Picture Books for Teaching Metaphors

I love teaching reading, and one of my favorite things to teach is figurative language. Not only do I enjoy teaching students to find and identify different types of figurative language, I love discovering and sharing beautiful figurative language from children's books. Picture books can be a great way to share and discuss figurative language with your students. Here are some of my favorites for teaching, modeling, and discovering metaphors.

Teaching Metaphors with My Mouth is a Volcano

With this terrific book, the metaphor is right in the title. This book lends itself to great discussions about this metaphor. Also, since My Mouth is a Volcano is a great first day read-aloud, simply pull it back off the shelf  when you are ready to teach metaphors. No need to reread the entire book. Simply focus on the metaphor.

Teaching Metaphors with Barn Savers

I love the descriptive language in this simple picture book that describes a boy's day helping his father work to salvage a barn. This book features a wonderful metaphor in the very first sentence of the book. Not only does this make this book a wonderful book for teaching metaphors, it would also be a great book for teaching creative ways to use figurative language as a grabber lead for narratives. Descriptive adjectives, alliteration, and similes also fill the pages of this great book.

Teaching Metaphors with The Lonely Scarecrow

Not only is The Lonely Scarecrow just a sweet story to share with your students, it is chocked-full of figurative language. There are several wonderful metaphors to discuss with your students or to chart and use as mentor metaphor sentences.

Teaching Metaphors with Owl Moon

Many great reading and writing lessons can be taught using this classic picture book, and teaching metaphors is definitely one great way to use Owl Moon. Some metaphors include: "I was a shadow as we walked home." and "The mood made his face into a silver mask."  

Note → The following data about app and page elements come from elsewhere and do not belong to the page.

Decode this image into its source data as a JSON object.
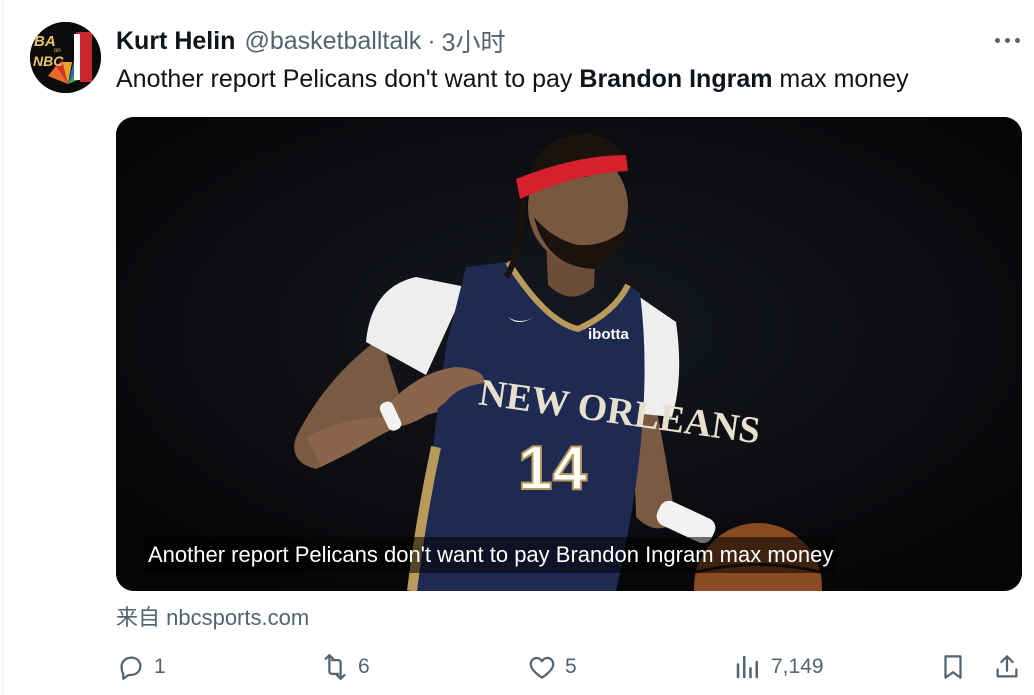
{
  "tweet": {
    "author_name": "Kurt Helin",
    "handle": "@basketballtalk",
    "separator": "·",
    "time": "3小时",
    "text_prefix": "Another report Pelicans don't want to pay ",
    "text_bold": "Brandon Ingram",
    "text_suffix": " max money",
    "avatar_text_top": "BA",
    "avatar_text_bottom": "NBC",
    "avatar_small": "on"
  },
  "card": {
    "caption": "Another report Pelicans don't want to pay Brandon Ingram max money",
    "jersey_team": "NEW ORLEANS",
    "jersey_number": "14",
    "jersey_sponsor": "ibotta",
    "source": "来自 nbcsports.com"
  },
  "actions": {
    "reply_count": "1",
    "retweet_count": "6",
    "like_count": "5",
    "views_count": "7,149"
  },
  "icons": [
    "more-icon",
    "reply-icon",
    "retweet-icon",
    "like-icon",
    "views-icon",
    "bookmark-icon",
    "share-icon"
  ],
  "colors": {
    "text": "#0f1419",
    "secondary": "#536471",
    "jersey_navy": "#1e2a52",
    "headband_red": "#d6202c",
    "jersey_gold": "#b89a5a"
  }
}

Teaching Metaphors with Hello, Harvest Moon

It is difficult to find a picture book with more than just a couple of metaphors, but the author of Hello, Harvest Moon has filled this book with several beautiful metaphors for you and your students to relish and discuss. This poetic book beautifully captures the essence of a moonlit night. It is great for teaching poetic language and visual imagery. There are so many lessons that can be pulled from these magical pages! The possibilities are endless!

Teaching Metaphors with Saturdays and Teacakes

I saved my personal favorite (from this list) for last! If you are not familiar with Saturdays and Teacakes, then this is a must to add to your library. I love how the author recalls memories of simple Saturdays that he spent with his grandmother. The author uses beautiful descriptive language, personification, similes, onomatopoeia, and of course rich metaphors to draw the reader into this sweet narrative. You and your students will love this book!

Figurative Language Posters

Having a classroom reference of figurative language definitions and examples can be very helpful to your students. This beautiful set of figurative language posters make a great reference to use when teaching not only metaphors, but similes, personification, idioms, and more! They make a perfect addition to your reading classroom. Find them HERE.

Using picture books to find and discuss meanings of metaphors is a great way to introduce, review, and encourage students to begin writing their own metaphors. Once you begin sharing metaphors, your students will probably surprise you with metaphors that they discover in their own independent reading. 

Have a blessed day, and happy reading!